### STORED DATA
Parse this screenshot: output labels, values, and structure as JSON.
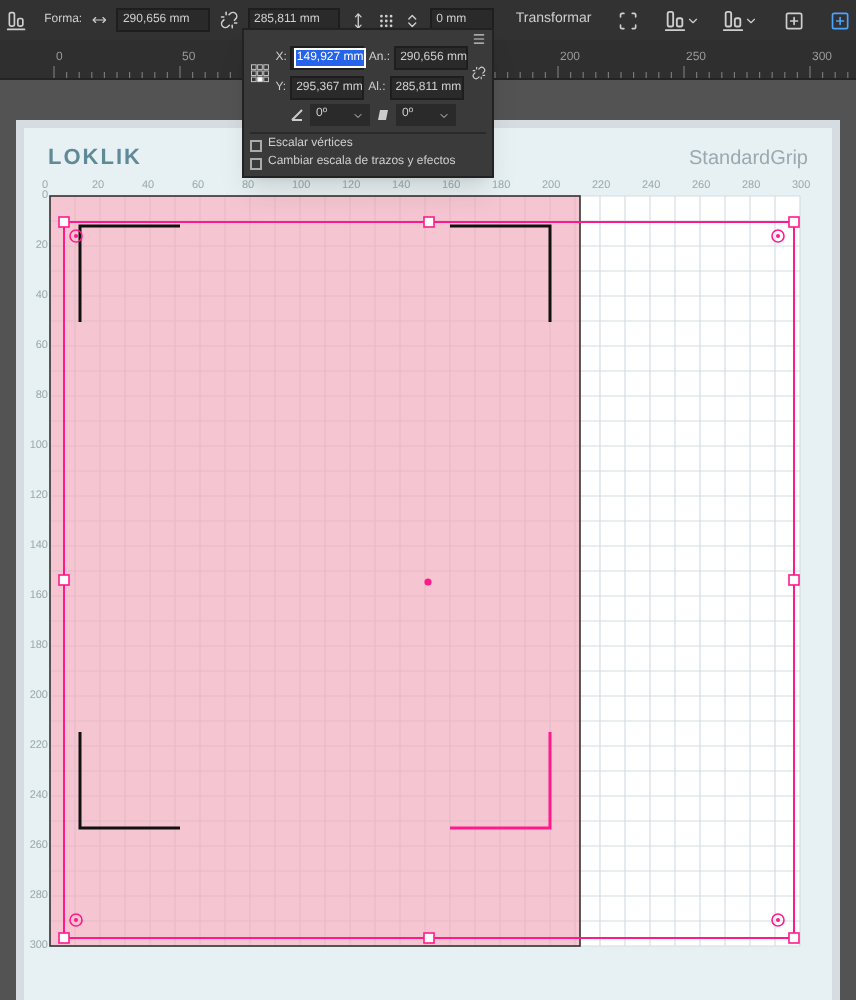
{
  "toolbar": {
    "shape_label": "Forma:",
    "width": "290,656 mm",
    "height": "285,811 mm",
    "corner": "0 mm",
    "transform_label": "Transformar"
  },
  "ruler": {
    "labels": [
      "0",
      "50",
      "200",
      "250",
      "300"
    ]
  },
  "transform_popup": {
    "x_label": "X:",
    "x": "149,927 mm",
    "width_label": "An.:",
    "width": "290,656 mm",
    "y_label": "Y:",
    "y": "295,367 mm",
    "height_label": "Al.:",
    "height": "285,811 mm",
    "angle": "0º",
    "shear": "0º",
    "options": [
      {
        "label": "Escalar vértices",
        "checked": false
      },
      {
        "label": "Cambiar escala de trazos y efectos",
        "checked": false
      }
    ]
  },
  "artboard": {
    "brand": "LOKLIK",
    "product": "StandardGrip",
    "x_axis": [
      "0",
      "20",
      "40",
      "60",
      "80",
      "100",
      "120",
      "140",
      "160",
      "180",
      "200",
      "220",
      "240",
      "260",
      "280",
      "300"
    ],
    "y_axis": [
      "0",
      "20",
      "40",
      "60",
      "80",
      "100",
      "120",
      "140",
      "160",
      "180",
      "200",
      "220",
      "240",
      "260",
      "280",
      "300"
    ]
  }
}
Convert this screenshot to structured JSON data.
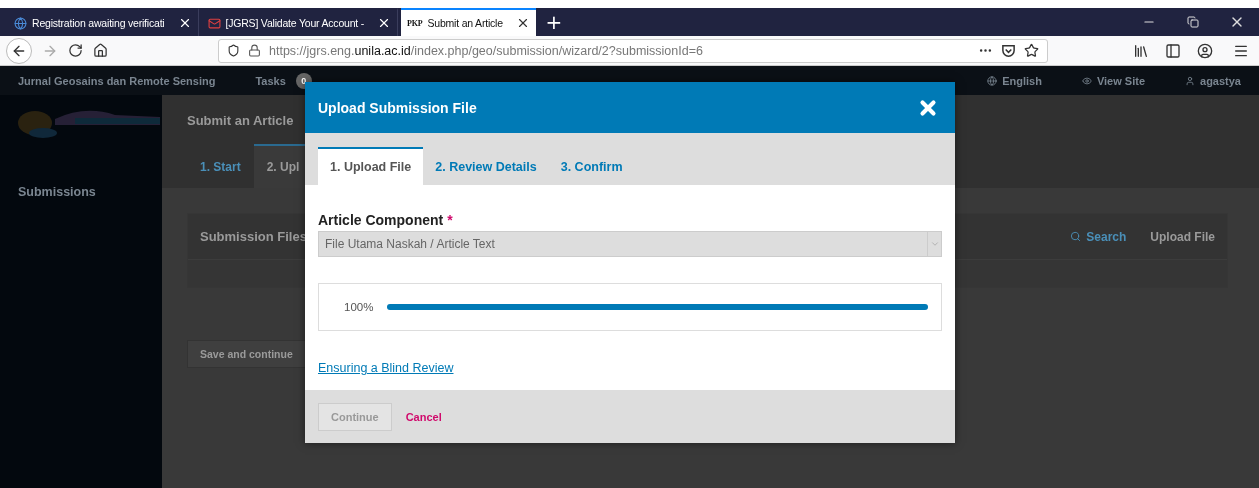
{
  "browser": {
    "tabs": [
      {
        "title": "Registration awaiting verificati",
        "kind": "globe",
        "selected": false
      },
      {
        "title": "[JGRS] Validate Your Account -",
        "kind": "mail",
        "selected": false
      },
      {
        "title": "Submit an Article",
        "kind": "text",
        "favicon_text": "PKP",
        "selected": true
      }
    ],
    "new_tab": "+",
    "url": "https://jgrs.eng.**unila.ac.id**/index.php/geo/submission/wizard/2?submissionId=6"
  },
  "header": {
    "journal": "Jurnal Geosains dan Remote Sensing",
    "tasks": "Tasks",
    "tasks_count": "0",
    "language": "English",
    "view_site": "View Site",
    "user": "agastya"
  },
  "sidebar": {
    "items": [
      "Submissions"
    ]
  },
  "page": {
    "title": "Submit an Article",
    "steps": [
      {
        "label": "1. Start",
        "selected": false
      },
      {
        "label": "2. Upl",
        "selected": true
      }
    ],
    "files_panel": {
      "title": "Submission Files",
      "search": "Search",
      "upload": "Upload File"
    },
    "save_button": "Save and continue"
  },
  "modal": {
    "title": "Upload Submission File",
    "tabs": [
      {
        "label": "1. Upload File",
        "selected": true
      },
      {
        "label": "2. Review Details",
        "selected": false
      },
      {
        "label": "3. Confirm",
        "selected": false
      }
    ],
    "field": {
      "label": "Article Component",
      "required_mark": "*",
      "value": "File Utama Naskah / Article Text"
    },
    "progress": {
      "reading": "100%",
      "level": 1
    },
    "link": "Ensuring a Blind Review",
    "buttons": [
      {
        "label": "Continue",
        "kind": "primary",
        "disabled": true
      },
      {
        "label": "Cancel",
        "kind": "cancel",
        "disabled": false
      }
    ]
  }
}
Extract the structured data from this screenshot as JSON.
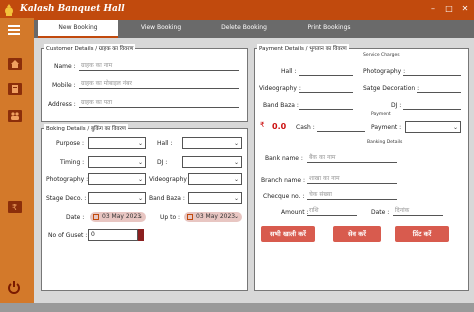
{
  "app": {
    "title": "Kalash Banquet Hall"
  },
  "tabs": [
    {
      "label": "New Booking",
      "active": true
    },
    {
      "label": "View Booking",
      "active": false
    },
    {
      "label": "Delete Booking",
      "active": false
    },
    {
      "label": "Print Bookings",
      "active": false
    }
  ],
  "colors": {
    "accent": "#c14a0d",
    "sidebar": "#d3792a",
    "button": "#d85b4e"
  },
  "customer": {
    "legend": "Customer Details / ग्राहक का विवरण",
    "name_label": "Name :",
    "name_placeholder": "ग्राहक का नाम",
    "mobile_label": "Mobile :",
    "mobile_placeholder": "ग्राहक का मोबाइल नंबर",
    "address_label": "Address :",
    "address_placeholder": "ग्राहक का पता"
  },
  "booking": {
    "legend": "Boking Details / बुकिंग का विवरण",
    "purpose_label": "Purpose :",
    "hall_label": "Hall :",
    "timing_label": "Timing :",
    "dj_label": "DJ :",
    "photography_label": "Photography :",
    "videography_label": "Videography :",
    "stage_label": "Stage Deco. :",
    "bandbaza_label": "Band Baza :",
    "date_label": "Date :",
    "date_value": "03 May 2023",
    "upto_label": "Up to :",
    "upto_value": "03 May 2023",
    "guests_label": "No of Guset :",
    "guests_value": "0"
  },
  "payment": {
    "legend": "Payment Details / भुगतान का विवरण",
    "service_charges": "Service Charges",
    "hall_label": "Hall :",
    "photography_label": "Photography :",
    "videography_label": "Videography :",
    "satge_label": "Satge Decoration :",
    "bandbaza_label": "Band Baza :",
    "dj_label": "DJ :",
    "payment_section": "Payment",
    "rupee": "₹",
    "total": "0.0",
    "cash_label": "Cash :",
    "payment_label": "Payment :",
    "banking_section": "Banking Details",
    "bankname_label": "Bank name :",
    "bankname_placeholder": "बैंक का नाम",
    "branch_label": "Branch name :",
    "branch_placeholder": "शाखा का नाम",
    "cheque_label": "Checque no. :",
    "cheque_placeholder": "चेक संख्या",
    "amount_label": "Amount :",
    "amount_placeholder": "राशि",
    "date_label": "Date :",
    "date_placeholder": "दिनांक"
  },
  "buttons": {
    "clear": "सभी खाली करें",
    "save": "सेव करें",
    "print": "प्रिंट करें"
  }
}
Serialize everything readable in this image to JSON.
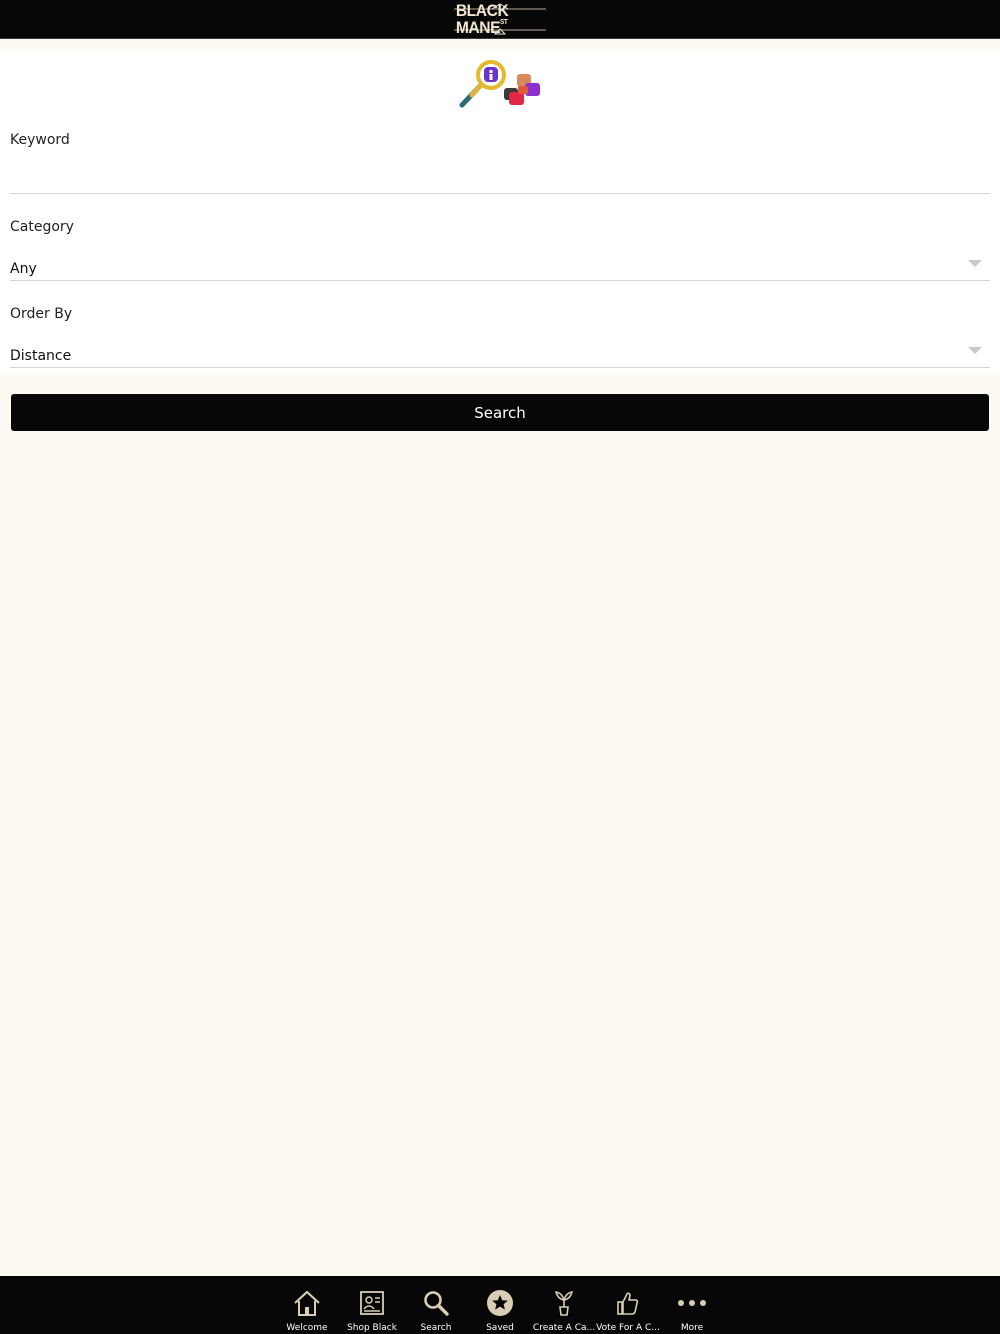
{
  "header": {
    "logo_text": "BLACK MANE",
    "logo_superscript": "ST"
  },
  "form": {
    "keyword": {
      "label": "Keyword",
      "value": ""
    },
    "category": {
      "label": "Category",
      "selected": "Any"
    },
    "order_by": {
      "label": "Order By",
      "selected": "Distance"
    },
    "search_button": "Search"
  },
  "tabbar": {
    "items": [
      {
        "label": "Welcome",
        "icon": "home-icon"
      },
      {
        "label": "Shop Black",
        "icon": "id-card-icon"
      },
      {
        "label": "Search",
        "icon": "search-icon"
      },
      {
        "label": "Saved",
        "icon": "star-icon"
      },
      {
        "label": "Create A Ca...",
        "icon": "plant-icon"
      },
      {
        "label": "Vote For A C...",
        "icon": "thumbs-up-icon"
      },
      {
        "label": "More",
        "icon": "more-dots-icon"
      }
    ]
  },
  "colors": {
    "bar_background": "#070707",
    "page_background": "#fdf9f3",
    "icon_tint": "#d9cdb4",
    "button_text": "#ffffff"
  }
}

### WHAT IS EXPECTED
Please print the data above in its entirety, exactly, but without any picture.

### OUTPUT OF THE EXERCISE
Parse this screenshot: output labels, values, and structure as JSON.
{
  "toolbar": {
    "shape_label": "Forma:",
    "width": "290,656 mm",
    "height": "285,811 mm",
    "corner": "0 mm",
    "transform_label": "Transformar"
  },
  "ruler": {
    "labels": [
      "0",
      "50",
      "200",
      "250",
      "300"
    ]
  },
  "transform_popup": {
    "x_label": "X:",
    "x": "149,927 mm",
    "width_label": "An.:",
    "width": "290,656 mm",
    "y_label": "Y:",
    "y": "295,367 mm",
    "height_label": "Al.:",
    "height": "285,811 mm",
    "angle": "0º",
    "shear": "0º",
    "options": [
      {
        "label": "Escalar vértices",
        "checked": false
      },
      {
        "label": "Cambiar escala de trazos y efectos",
        "checked": false
      }
    ]
  },
  "artboard": {
    "brand": "LOKLIK",
    "product": "StandardGrip",
    "x_axis": [
      "0",
      "20",
      "40",
      "60",
      "80",
      "100",
      "120",
      "140",
      "160",
      "180",
      "200",
      "220",
      "240",
      "260",
      "280",
      "300"
    ],
    "y_axis": [
      "0",
      "20",
      "40",
      "60",
      "80",
      "100",
      "120",
      "140",
      "160",
      "180",
      "200",
      "220",
      "240",
      "260",
      "280",
      "300"
    ]
  }
}
Convert this screenshot to structured JSON data.
{
  "browser": {
    "tabs": [
      {
        "title": "Registration awaiting verificati",
        "kind": "globe",
        "selected": false
      },
      {
        "title": "[JGRS] Validate Your Account -",
        "kind": "mail",
        "selected": false
      },
      {
        "title": "Submit an Article",
        "kind": "text",
        "favicon_text": "PKP",
        "selected": true
      }
    ],
    "new_tab": "+",
    "url": "https://jgrs.eng.**unila.ac.id**/index.php/geo/submission/wizard/2?submissionId=6"
  },
  "header": {
    "journal": "Jurnal Geosains dan Remote Sensing",
    "tasks": "Tasks",
    "tasks_count": "0",
    "language": "English",
    "view_site": "View Site",
    "user": "agastya"
  },
  "sidebar": {
    "items": [
      "Submissions"
    ]
  },
  "page": {
    "title": "Submit an Article",
    "steps": [
      {
        "label": "1. Start",
        "selected": false
      },
      {
        "label": "2. Upl",
        "selected": true
      }
    ],
    "files_panel": {
      "title": "Submission Files",
      "search": "Search",
      "upload": "Upload File"
    },
    "save_button": "Save and continue"
  },
  "modal": {
    "title": "Upload Submission File",
    "tabs": [
      {
        "label": "1. Upload File",
        "selected": true
      },
      {
        "label": "2. Review Details",
        "selected": false
      },
      {
        "label": "3. Confirm",
        "selected": false
      }
    ],
    "field": {
      "label": "Article Component",
      "required_mark": "*",
      "value": "File Utama Naskah / Article Text"
    },
    "progress": {
      "reading": "100%",
      "level": 1
    },
    "link": "Ensuring a Blind Review",
    "buttons": [
      {
        "label": "Continue",
        "kind": "primary",
        "disabled": true
      },
      {
        "label": "Cancel",
        "kind": "cancel",
        "disabled": false
      }
    ]
  }
}
Extract the structured data from this screenshot as JSON.
{
  "app": {
    "title": "Kalash Banquet Hall"
  },
  "tabs": [
    {
      "label": "New Booking",
      "active": true
    },
    {
      "label": "View Booking",
      "active": false
    },
    {
      "label": "Delete Booking",
      "active": false
    },
    {
      "label": "Print Bookings",
      "active": false
    }
  ],
  "colors": {
    "accent": "#c14a0d",
    "sidebar": "#d3792a",
    "button": "#d85b4e"
  },
  "customer": {
    "legend": "Customer Details / ग्राहक का विवरण",
    "name_label": "Name :",
    "name_placeholder": "ग्राहक का नाम",
    "mobile_label": "Mobile :",
    "mobile_placeholder": "ग्राहक का मोबाइल नंबर",
    "address_label": "Address :",
    "address_placeholder": "ग्राहक का पता"
  },
  "booking": {
    "legend": "Boking Details / बुकिंग का विवरण",
    "purpose_label": "Purpose :",
    "hall_label": "Hall :",
    "timing_label": "Timing :",
    "dj_label": "DJ :",
    "photography_label": "Photography :",
    "videography_label": "Videography :",
    "stage_label": "Stage Deco. :",
    "bandbaza_label": "Band Baza :",
    "date_label": "Date :",
    "date_value": "03 May 2023",
    "upto_label": "Up to :",
    "upto_value": "03 May 2023",
    "guests_label": "No of Guset :",
    "guests_value": "0"
  },
  "payment": {
    "legend": "Payment Details / भुगतान का विवरण",
    "service_charges": "Service Charges",
    "hall_label": "Hall :",
    "photography_label": "Photography :",
    "videography_label": "Videography :",
    "satge_label": "Satge Decoration :",
    "bandbaza_label": "Band Baza :",
    "dj_label": "DJ :",
    "payment_section": "Payment",
    "rupee": "₹",
    "total": "0.0",
    "cash_label": "Cash :",
    "payment_label": "Payment :",
    "banking_section": "Banking Details",
    "bankname_label": "Bank name :",
    "bankname_placeholder": "बैंक का नाम",
    "branch_label": "Branch name :",
    "branch_placeholder": "शाखा का नाम",
    "cheque_label": "Checque no. :",
    "cheque_placeholder": "चेक संख्या",
    "amount_label": "Amount :",
    "amount_placeholder": "राशि",
    "date_label": "Date :",
    "date_placeholder": "दिनांक"
  },
  "buttons": {
    "clear": "सभी खाली करें",
    "save": "सेव करें",
    "print": "प्रिंट करें"
  }
}
Serialize everything readable in this image to JSON.
{
  "header": {
    "logo_text": "BLACK MANE",
    "logo_superscript": "ST"
  },
  "form": {
    "keyword": {
      "label": "Keyword",
      "value": ""
    },
    "category": {
      "label": "Category",
      "selected": "Any"
    },
    "order_by": {
      "label": "Order By",
      "selected": "Distance"
    },
    "search_button": "Search"
  },
  "tabbar": {
    "items": [
      {
        "label": "Welcome",
        "icon": "home-icon"
      },
      {
        "label": "Shop Black",
        "icon": "id-card-icon"
      },
      {
        "label": "Search",
        "icon": "search-icon"
      },
      {
        "label": "Saved",
        "icon": "star-icon"
      },
      {
        "label": "Create A Ca...",
        "icon": "plant-icon"
      },
      {
        "label": "Vote For A C...",
        "icon": "thumbs-up-icon"
      },
      {
        "label": "More",
        "icon": "more-dots-icon"
      }
    ]
  },
  "colors": {
    "bar_background": "#070707",
    "page_background": "#fdf9f3",
    "icon_tint": "#d9cdb4",
    "button_text": "#ffffff"
  }
}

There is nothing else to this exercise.